Builds upon scientific research, best practices and Joint Commission experience in developing evidence based standards for evaluating level of risk in its organizations JCI uses a similar approach in development of other solutions based programs and services

15 How Essentials & Accreditation Differ
Essentials is different from JCI accreditation, which recognizes hospitals meeting the highest standards for care Essentials is a resource for developing organizations working on more fundamental elements of quality and safety No formal recognition – such as accreditation or certification -- given to hospitals using the Essentials framework

16 Overview of International Essentials for Quality and Patient Safety

17 Essentials Address Five Risk Areas
Developed from extensive international healthcare literature and experience Ten Criteria for each Risk Area provide clear and achievable risk reduction strategies Progressive “Levels of Effort” are identified for each Criterion

18 Overview of Five Risk Areas
Five widely recognized domains of risk Leadership Process and Accountability Competent and Capable Workforce Safe Environment for Staff and Patients Clinical Care of Patients Improvement of Quality and Safety

19 Risk Area #1: Leadership Process and Accountability
Responsibilities and accountabilities identified Leadership for quality and safety Collaboration and cooperation at all levels Quality requirements in contracts Quality, patient safety, and risk management are integrated
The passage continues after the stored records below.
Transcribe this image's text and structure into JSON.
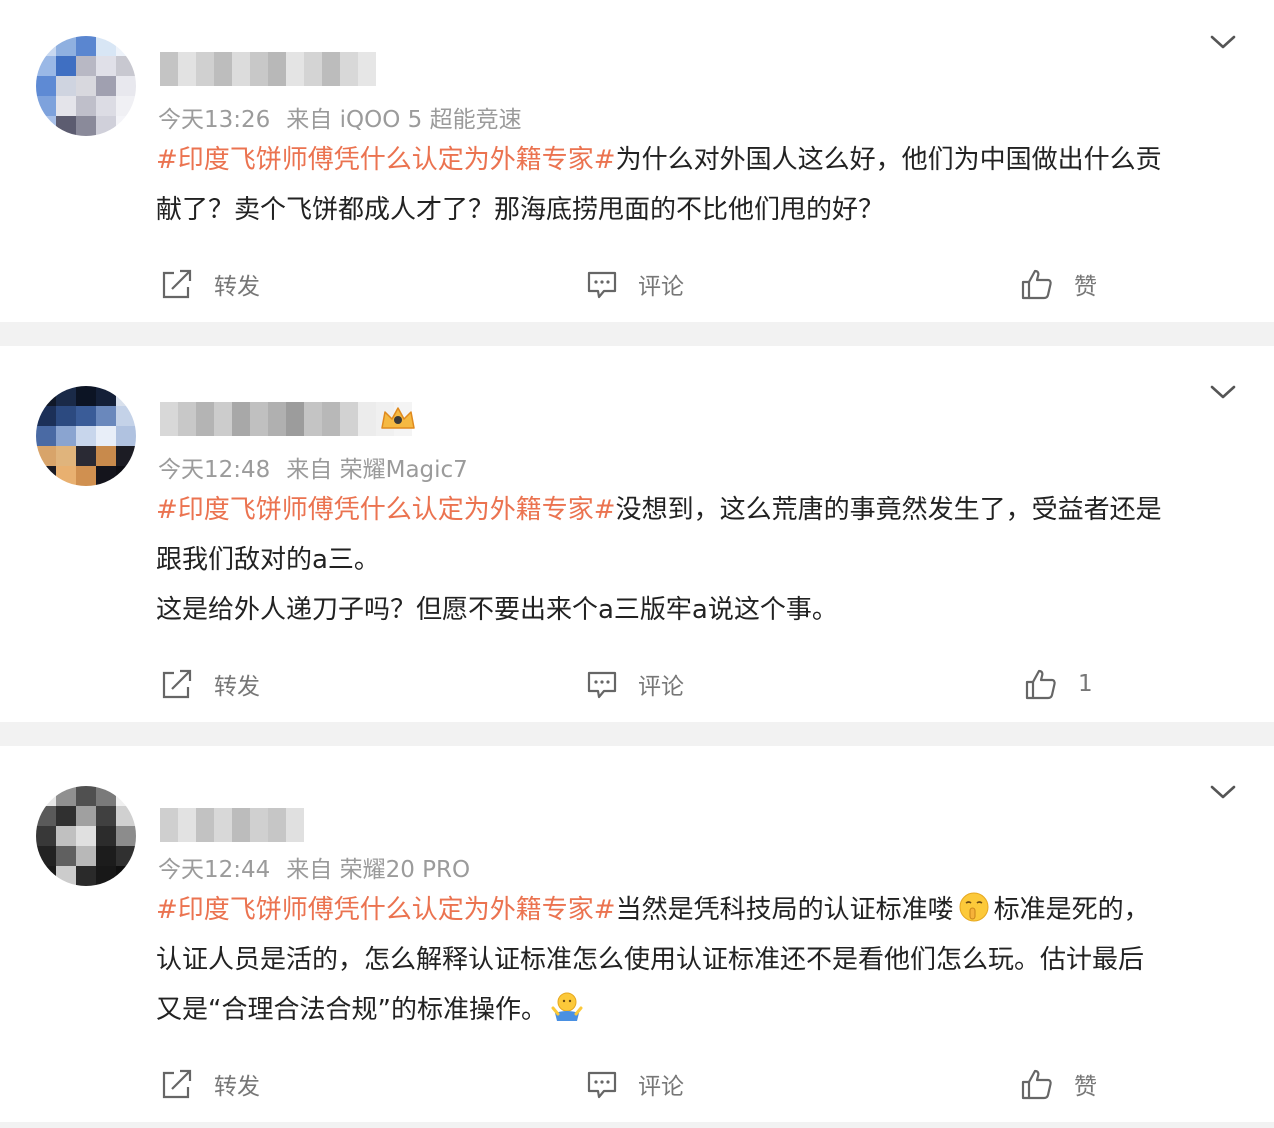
{
  "posts": [
    {
      "meta_time": "今天13:26",
      "meta_source": "来自 iQOO 5 超能竞速",
      "topic": "#印度飞饼师傅凭什么认定为外籍专家#",
      "line1_rest": "为什么对外国人这么好，他们为中国做出什么贡",
      "line2": "献了？卖个飞饼都成人才了？那海底捞甩面的不比他们甩的好？",
      "actions": {
        "repost": "转发",
        "comment": "评论",
        "like": "赞"
      }
    },
    {
      "meta_time": "今天12:48",
      "meta_source": "来自 荣耀Magic7",
      "topic": "#印度飞饼师傅凭什么认定为外籍专家#",
      "line1_rest": "没想到，这么荒唐的事竟然发生了，受益者还是",
      "line2": "跟我们敌对的a三。",
      "line3": "这是给外人递刀子吗？但愿不要出来个a三版牢a说这个事。",
      "actions": {
        "repost": "转发",
        "comment": "评论",
        "like": "1"
      }
    },
    {
      "meta_time": "今天12:44",
      "meta_source": "来自 荣耀20 PRO",
      "topic": "#印度飞饼师傅凭什么认定为外籍专家#",
      "line1_rest_a": "当然是凭科技局的认证标准喽",
      "line1_rest_b": "标准是死的，",
      "line2": "认证人员是活的，怎么解释认证标准怎么使用认证标准还不是看他们怎么玩。估计最后",
      "line3": "又是“合理合法合规”的标准操作。",
      "emoji_1": "shush-face-emoji",
      "emoji_2": "shrug-emoji",
      "actions": {
        "repost": "转发",
        "comment": "评论",
        "like": "赞"
      }
    }
  ],
  "colors": {
    "topic": "#eb7350",
    "text": "#222222",
    "meta": "#9b9b9b",
    "action": "#777777",
    "separator": "#f2f2f2"
  }
}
20 Risk Area #2: Competent and Capable Workforce
Personnel files and job descriptions Review of credentials of physicians Review of credentials of nurses Review of credentials of other health professionals Staff are oriented to their jobs

21 Risk Area #3: Safe Environment of Staff and Patients
Regular inspection of buildings Control of hazardous materials Fire safety program Biomedical equipment safety Stable water and electricity sources

22 Risk Area #4: Clinical Care of Patients
Correct patient identification Prior to medication or blood administration, procedures, surgery Informed consent Before surgery, anesthesia, use of blood products, and other high risk procedures Medical and nursing assessments for all patients Standardized and timely

23 Clinical Care of Patients continued
Laboratory services are available and reliable Diagnostic imaging services available, safe, and reliable Planned and provided care is written Guidance on uniform documentation and care planning Monitoring data are used to improve care

24 Clinical Care of Patients continued
Anesthesia and sedation are used appropriately Policies and procedures Data on complications and incidents used to improve Surgical services appropriate to patient needs Medication use is safely managed Complex set of processes; selection, storage, prescribing, dispensing, administration, and monitoring Patient are educated to participate in their care

25 Risk Area #5: Improvement of Quality and Safety
There is an adverse event reporting system Adverse events are analyzed High risk processes and high risk patients are monitored Examples: emergency care, resuscitation Patient examples: immune-suppressed or , comatose patients

26 Implementing the Essentials

27 How Can JCI Help? JCI will assist organizations through education programs, and if needed, expert assistance and advice JCI will help organizations collect their data and compare it with other similar organizations JCI will use an on-line collection and database tool

28 For more information: The Joint Commission Resources Web Site
The Joint Commission International Joint Commission International Center for Patient Safety

Download ppt "by Joint Commission International (JCI)"

Similar presentations

Ads by Google